A University of Virginia doctoral student’s labor-of-love side project is creating mini-wind turbine kits from UVA’s tech waste and offering them for free to local schools.
Zack Landsman, who is studying systems engineering in the School of Engineering and Applied Science, is the founder of Printers 4 Kidz, which compiles the STEM kits by repurposing electronics equipment components, such as those found in printers, and recycling plastics from UVA Health.
“I wanted to make STEM kits that were going to be reused, that could be easily disassembled, and also recycled if they’re broken,” he said.
The Jefferson Trust was so excited by the windy win-win that they awarded the ingenious idea a $30,000 grant earlier this academic year. The trust provides funding to students, faculty and staff members with innovative ideas for improving the University community.

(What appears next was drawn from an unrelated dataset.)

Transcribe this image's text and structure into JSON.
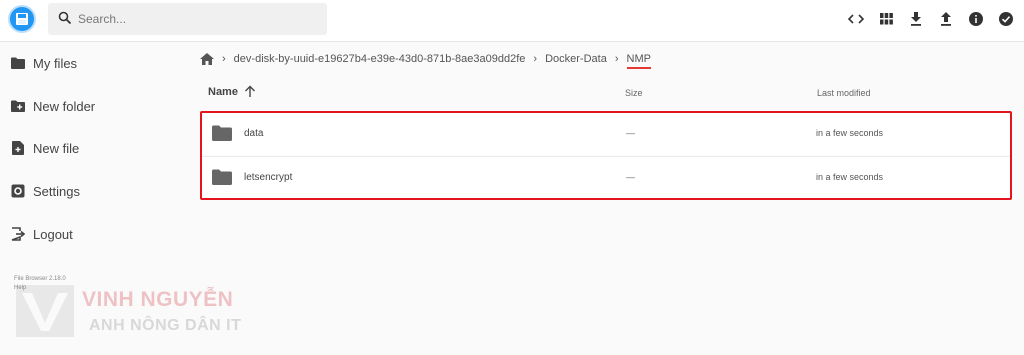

Landsman is a Double-Hoo, having majored as an undergraduate in biomedical engineering and cognitive science with a minor in technological entrepreneurship.
It was as a volunteer at the similarly named Computers4Kids, a local mentorship program for youth focused on science, technology, engineering, arts and math, that first got Landsman thinking about offering the kits.
Recycled materials make up all the parts needed.
Putting It All Together
A wind turbine works by spinning an unpowered motor, so Landsman extracts motors and other electronics primarily from old printers, but also desktop computers and monitors, all of which are supplied by the UVA Reuse Store.
The idea of using recycled electronic parts arrived while working in systems engineering professor Gregory J. Gerling’s Touch Lab at UVA.
Landsman was building amplifier circuits to improve component parts used in his research, but supply chain issues made it difficult to procure circuits. He got creative, salvaging parts from discarded printers and other electronics waste.
“As I was taking apart old printers, I started seeing all this other cool stuff in them,” Landsman said. “If you were to buy the materials inside the printer, they would cost around the same price as the printer. And we’re throwing all this away without even caring about the value we’re giving up as a community.”
In addition to the recycled motors, the kits call for wind turbine blades and holders. Landsman researched how to 3D-print these materials from recycled plastic.
A shredder refines the plastic into small pieces, and an extruder forms those pieces into 3D printing filament, which in turn can be used to 3D-print the kits’ blades and holders. If pieces break or there’s no longer a use for them, they can undergo the same process again.
The Jefferson Trust money has allowed Landsman to acquire a plastic shredder and extruder to make this process possible.
As for where to find the plastic, the obvious choice was UVA Health. The UVA Facilities Management recycling team has initiated a pilot program in collaboration with UVA Health to provide Landsman with pre-sorted recycled materials, such as packaging for medical equipment, plastic distilled water bottles and saline containers – all safe and sanitary items.
“The hospital is one of UVA’s greatest contributors to waste, given the sterile environment demanded in the medical field,” Landsman said.
As Landsman’s project grows, the STEM kits will present a significant way to recycle the hospital’s plastic waste, contributing to UVA’s overall goal of reducing its waste footprint to 30% of 2010 levels by 2030.
Using the Kits in Classrooms
Once assembly is complete, students will be able to test the wind turbines’ ability to generate electricity using Arduino, a microcontroller frequently used in programming education.
In future iterations, he plans to modify kits for varying levels of complexity, so they could be incorporated into lessons in both middle schools and high schools.
There is already interest. He and several UVA student volunteers recently demonstrated the kits for Western Albemarle High School Robotics Club. The school is interested in having UVA students teach younger students to use the kits.
“Zack, Olivia Claire [Rose], Skye [Taylor] and Elly [Zarzyski] gave our robotics club students an excellent outlet for their minds and hands with the windmill kits, all the while being educated on the issues surrounding e-waste, and considering options for a cleaner future,” club adviser Noah Biros wrote in an email.
“As a physics teacher, it inspired me to see how I could incorporate similar activities in my unit on energy and power, bringing more real-world connections into our classroom. I’d love to see more Printers 4 Kidz kits find their way into the hands of our students, and then spread beyond the C’ville area!”
Landsman’s next step toward making that happen is a planned session with students and parents at Albemarle County’s Woodbrook Elementary.
Ultimately, he envisions Printers 4 Kidz as part of a circular economy, in which he reinvests these recycled parts into the community, and the items are continuously reused or repurposed, rather than discarded as waste.
For more information about the project, including how to get involved, email Landsman at firstname.lastname@example.org.